> [What you are asked to do]: Which lines of the entries contain the word "meta"? Please list them.

> [Extracted data]:
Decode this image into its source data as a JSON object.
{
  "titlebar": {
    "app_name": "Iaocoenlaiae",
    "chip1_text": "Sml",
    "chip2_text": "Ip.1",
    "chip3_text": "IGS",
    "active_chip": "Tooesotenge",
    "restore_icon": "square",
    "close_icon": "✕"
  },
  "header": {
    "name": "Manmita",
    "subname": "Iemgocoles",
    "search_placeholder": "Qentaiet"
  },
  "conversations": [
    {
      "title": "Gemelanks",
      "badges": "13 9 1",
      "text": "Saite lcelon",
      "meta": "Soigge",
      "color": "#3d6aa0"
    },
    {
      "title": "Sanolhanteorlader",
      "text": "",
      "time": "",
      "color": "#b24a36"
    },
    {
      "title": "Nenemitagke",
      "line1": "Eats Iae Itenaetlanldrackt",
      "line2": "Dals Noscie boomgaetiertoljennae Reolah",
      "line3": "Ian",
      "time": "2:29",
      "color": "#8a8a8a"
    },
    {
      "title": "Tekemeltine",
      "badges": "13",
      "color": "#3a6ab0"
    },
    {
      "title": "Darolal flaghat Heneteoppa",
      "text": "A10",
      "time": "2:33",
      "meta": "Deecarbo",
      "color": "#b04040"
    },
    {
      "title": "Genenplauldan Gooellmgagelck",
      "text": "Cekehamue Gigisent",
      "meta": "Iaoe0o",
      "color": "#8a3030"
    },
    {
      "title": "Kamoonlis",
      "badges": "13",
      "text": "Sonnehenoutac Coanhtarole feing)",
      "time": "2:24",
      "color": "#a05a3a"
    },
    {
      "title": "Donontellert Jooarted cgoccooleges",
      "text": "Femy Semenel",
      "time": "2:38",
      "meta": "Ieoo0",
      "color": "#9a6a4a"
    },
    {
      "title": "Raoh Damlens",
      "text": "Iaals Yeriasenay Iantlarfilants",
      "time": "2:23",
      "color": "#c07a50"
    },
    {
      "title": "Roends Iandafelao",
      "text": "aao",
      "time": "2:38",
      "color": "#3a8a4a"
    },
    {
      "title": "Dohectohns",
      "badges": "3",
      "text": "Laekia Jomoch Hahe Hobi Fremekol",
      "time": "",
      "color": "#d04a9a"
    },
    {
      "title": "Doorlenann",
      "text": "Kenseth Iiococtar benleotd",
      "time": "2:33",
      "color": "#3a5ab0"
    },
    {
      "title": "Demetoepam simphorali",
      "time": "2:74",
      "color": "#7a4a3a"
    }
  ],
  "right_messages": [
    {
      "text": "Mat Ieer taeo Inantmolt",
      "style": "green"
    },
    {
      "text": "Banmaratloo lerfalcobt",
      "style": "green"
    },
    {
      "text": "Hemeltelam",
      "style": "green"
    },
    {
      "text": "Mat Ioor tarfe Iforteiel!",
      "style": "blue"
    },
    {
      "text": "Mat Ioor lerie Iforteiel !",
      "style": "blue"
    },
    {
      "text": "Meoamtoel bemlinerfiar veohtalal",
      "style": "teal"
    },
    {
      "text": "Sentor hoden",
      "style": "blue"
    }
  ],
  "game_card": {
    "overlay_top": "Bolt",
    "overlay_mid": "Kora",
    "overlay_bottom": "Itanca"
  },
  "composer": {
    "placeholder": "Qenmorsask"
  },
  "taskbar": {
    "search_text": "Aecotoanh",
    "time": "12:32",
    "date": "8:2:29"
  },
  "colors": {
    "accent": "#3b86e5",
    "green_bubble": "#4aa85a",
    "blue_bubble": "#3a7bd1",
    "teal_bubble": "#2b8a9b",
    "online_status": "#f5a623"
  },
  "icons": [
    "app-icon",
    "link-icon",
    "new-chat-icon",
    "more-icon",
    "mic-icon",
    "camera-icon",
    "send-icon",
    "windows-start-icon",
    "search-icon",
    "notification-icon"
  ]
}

> [Problem solution]:
      "meta": "Soigge",
      "meta": "Deecarbo",
      "meta": "Iaoe0o",
      "meta": "Ieoo0",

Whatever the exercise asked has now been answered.